Though Bethel Woods, the famed site of the 1969 Woodstock festival, undoubtedly hit a high point last month with commemorative concerts by Ringo Starr and Woodstock alumni Santana and John Fogerty during Anniversary Weekend, the nonprofit cultural arts organization is not resting on its laurels: Rather it's using the momentum of the event to power its calendar of year-long programming into the fall.
Sundays in September will see the return of the Harvest Festival, now in its 21st year. In addition to the bustling marketplace of farmers, food, and craft vendors; family activities; corn and hay mazes; horse and buggy rides; and live music, each weekend will showcase a local featured partner. September 1 will welcome the Rosehaven Alpaca Festival, where guests can not only shop for alpaca-ware, but interact with the animals.

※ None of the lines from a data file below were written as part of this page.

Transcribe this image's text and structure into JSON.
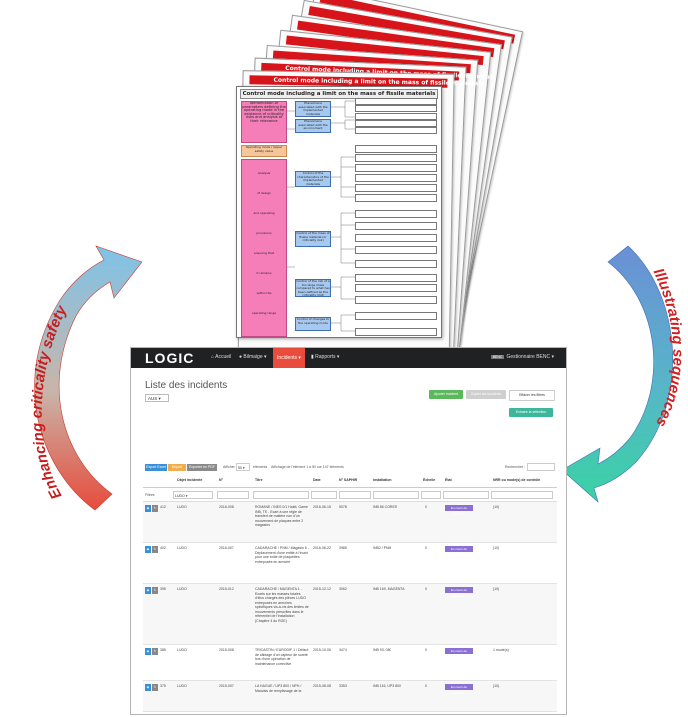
{
  "arrows": {
    "left": {
      "label": "Enhancing criticality safety"
    },
    "right": {
      "label": "Illustrating sequences"
    }
  },
  "colors": {
    "pink": "#f57eb9",
    "blue_box": "#a7c9ef",
    "orange_box": "#f6c69b",
    "sheet_header_red": "#d8141b",
    "left_arrow_start": "#e74c3c",
    "left_arrow_end": "#7ec3e8",
    "right_arrow_start": "#6b8fd6",
    "right_arrow_end": "#39d3a4",
    "app_topbar": "#1f2122",
    "app_nav_active": "#e74c3c"
  },
  "sheets": {
    "back_headers": [
      "Control mode including a limit on the mass of fissile materials",
      "Control mode including a limit on the mass of fissile materials",
      "Control mode including a limit on the mass of fissile materials",
      "Control mode including a limit on the mass of fissile materials",
      "Control mode including a limit on the mass of fissile materials",
      "Control mode including a limit on the mass of fissile materials",
      "Control mode including a limit on the mass of fissile materials"
    ],
    "front_title": "Control mode including a limit on the mass of fissile materials",
    "pink_boxes": [
      "Identification of parameters defining the operating mode in the existence of criticality risks and analysis of their relevance",
      "Analysis",
      "of design",
      "and operating",
      "provisions",
      "ensuring that",
      "it remains",
      "within the",
      "operating range"
    ],
    "orange_box": "Operating mode / Upper safety value",
    "blue_boxes": [
      "Phenomena associated with the implemented materials",
      "Phenomena associated with the environment",
      "Control of the characteristics of the implemented materials",
      "Control of the mass of fissile material (or criticality risk)",
      "Control of the risk of a too large mass compared to what has been defined as the criticality limit",
      "Control of changes to the operating mode"
    ]
  },
  "app": {
    "logo": "LOGIC",
    "nav": [
      "Accueil",
      "Bilmaige",
      "Incidents",
      "Rapports"
    ],
    "user": "Gestionnaire BENC",
    "user_badge": "BENC",
    "page_title": "Liste des incidents",
    "status_filter": "AUS",
    "buttons": {
      "add": "Ajouter incident",
      "duplicate": "Copier les incidents",
      "clear_filters": "Effacer les filtres",
      "export": "Extraire la sélection"
    },
    "export_tags": [
      "Export Excel",
      "Export PDF",
      "Exporter en PDF"
    ],
    "display_label": "Afficher",
    "page_size": "50",
    "entries_text": "éléments",
    "range_text": "Affichage de l'élément 1 à 50 sur 147 éléments",
    "search_label": "Rechercher :",
    "columns": [
      "",
      "Objet incidenté",
      "N°",
      "Titre",
      "Date",
      "N° SAPHIR",
      "Installation",
      "Échelle",
      "État",
      "NRR ou mode(s) de contrôle"
    ],
    "filter_label": "Filtres",
    "filter_value": "LUDO",
    "rows": [
      {
        "id": "412",
        "object": "LUDO",
        "number": "2016-008",
        "title": "ROMANE / INES 0/1 Habit, Game INB, TE - Ecart à une règle de transfert de matière non d'un mouvement de plaques entre 2 magasins",
        "date": "2016-06-15",
        "saphir": "5078",
        "installation": "INB 86 CORES",
        "scale": "0",
        "state": "En cours de traitement",
        "nrr": "(10)"
      },
      {
        "id": "402",
        "object": "LUDO",
        "number": "2016-007",
        "title": "CADARACHE / PNM / Magasin 6 - Déplacement d'une entité à l'écart pour une boîte de plaquettes entreposée en armoire",
        "date": "2016-06-22",
        "saphir": "3985",
        "installation": "INB2 / PNM",
        "scale": "0",
        "state": "En cours de traitement",
        "nrr": "(10)"
      },
      {
        "id": "395",
        "object": "LUDO",
        "number": "2015-012",
        "title": "CADARACHE / MAGENTA 1 - Ecarts sur les masses totales d'élus chargés des pièces LUDO entreposés en armoires spécifiques vis-à-vis des limites de mouvements prescrites dans le référentiel de l'installation (Chapitre 4 du RGE)",
        "date": "2015-12-12",
        "saphir": "3062",
        "installation": "INB 169, MAGENTA",
        "scale": "0",
        "state": "En cours de traitement",
        "nrr": "(10)"
      },
      {
        "id": "385",
        "object": "LUDO",
        "number": "2015-008",
        "title": "TRICASTIN / EURODIF 1 / Défaut de câblage d'un capteur de sureté lors d'une opération de maintenance corrective",
        "date": "2015-10-06",
        "saphir": "3474",
        "installation": "INB 93, 080",
        "scale": "0",
        "state": "En cours de traitement",
        "nrr": "1 mode(s)"
      },
      {
        "id": "375",
        "object": "LUDO",
        "number": "2015-007",
        "title": "LA HAGUE / UP3 800 / NPH / Mauvais de remplissage de la",
        "date": "2015-08-08",
        "saphir": "3353",
        "installation": "INB 116, UP3 800",
        "scale": "0",
        "state": "En cours de traitement",
        "nrr": "(10)"
      }
    ]
  }
}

On September 8, visit the Abandoned Hard Cider Garden, where you can sip samples of local craft cider from the Parksville-based cidery. The Fiber Festival celebrates all things soft and fluffy with wooly products and demonstrations of fiber harvesting on September 15. Next, Bethel Woods welcomes Sullivan 180 to celebrate well-being with activations from local health care agencies. To close out the month, September 29 will see Bethel Woods' first ever pop-up vintage market, featuring a vinyl exchange and record shop plus vintage books, clothing, and antiques.
The 800-acre property has a legacy of craft fairs. During the 1969 Woodstock festival, the Bindy Bazaar was a mystical sylvan marketplace of vendors bridging two major festival areas. Since May, the woodland area has been open to the public. In addition to the contextual annotations along the quarter-mile loop, guests can enjoy "Embracing Bindy: Crocheted Connections," an installation by renowned fiber artist Carol Hummel. Her colorful crocheted shapes infuse the forest with color and light, embodying the bright creativity that a group of enterprising craftspeople brought with them to this spot 50 years ago.